Exercise brief
Set each line of the records down again exactly, please.

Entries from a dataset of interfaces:
★ ★ ★ ★ ★ ★ ★
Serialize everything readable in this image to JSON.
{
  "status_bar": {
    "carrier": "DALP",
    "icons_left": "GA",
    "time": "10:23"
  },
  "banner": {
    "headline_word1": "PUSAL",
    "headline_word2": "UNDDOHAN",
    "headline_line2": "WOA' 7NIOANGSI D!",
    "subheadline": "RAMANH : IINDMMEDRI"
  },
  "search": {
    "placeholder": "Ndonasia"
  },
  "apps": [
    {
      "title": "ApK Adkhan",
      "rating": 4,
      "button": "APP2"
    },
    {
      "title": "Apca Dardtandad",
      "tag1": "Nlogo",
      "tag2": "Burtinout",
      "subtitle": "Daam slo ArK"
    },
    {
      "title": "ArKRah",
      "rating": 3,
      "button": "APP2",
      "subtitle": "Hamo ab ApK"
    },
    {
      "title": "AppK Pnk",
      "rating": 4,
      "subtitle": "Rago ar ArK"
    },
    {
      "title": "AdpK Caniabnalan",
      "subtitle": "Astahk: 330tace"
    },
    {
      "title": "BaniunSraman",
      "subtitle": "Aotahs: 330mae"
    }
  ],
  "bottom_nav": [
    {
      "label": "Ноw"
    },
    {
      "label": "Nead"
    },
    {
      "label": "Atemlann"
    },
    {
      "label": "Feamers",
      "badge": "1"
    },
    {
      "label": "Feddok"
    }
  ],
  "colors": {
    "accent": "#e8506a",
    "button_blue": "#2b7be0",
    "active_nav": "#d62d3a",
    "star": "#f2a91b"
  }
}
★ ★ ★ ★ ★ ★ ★
Result
Serialize everything readable in this image to JSON.
{
  "status_bar": {
    "carrier": "DALP",
    "icons_left": "GA",
    "time": "10:23"
  },
  "banner": {
    "headline_word1": "PUSAL",
    "headline_word2": "UNDDOHAN",
    "headline_line2": "WOA' 7NIOANGSI D!",
    "subheadline": "RAMANH : IINDMMEDRI"
  },
  "search": {
    "placeholder": "Ndonasia"
  },
  "apps": [
    {
      "title": "ApK Adkhan",
      "rating": 4,
      "button": "APP2"
    },
    {
      "title": "Apca Dardtandad",
      "tag1": "Nlogo",
      "tag2": "Burtinout",
      "subtitle": "Daam slo ArK"
    },
    {
      "title": "ArKRah",
      "rating": 3,
      "button": "APP2",
      "subtitle": "Hamo ab ApK"
    },
    {
      "title": "AppK Pnk",
      "rating": 4,
      "subtitle": "Rago ar ArK"
    },
    {
      "title": "AdpK Caniabnalan",
      "subtitle": "Astahk: 330tace"
    },
    {
      "title": "BaniunSraman",
      "subtitle": "Aotahs: 330mae"
    }
  ],
  "bottom_nav": [
    {
      "label": "Ноw"
    },
    {
      "label": "Nead"
    },
    {
      "label": "Atemlann"
    },
    {
      "label": "Feamers",
      "badge": "1"
    },
    {
      "label": "Feddok"
    }
  ],
  "colors": {
    "accent": "#e8506a",
    "button_blue": "#2b7be0",
    "active_nav": "#d62d3a",
    "star": "#f2a91b"
  }
}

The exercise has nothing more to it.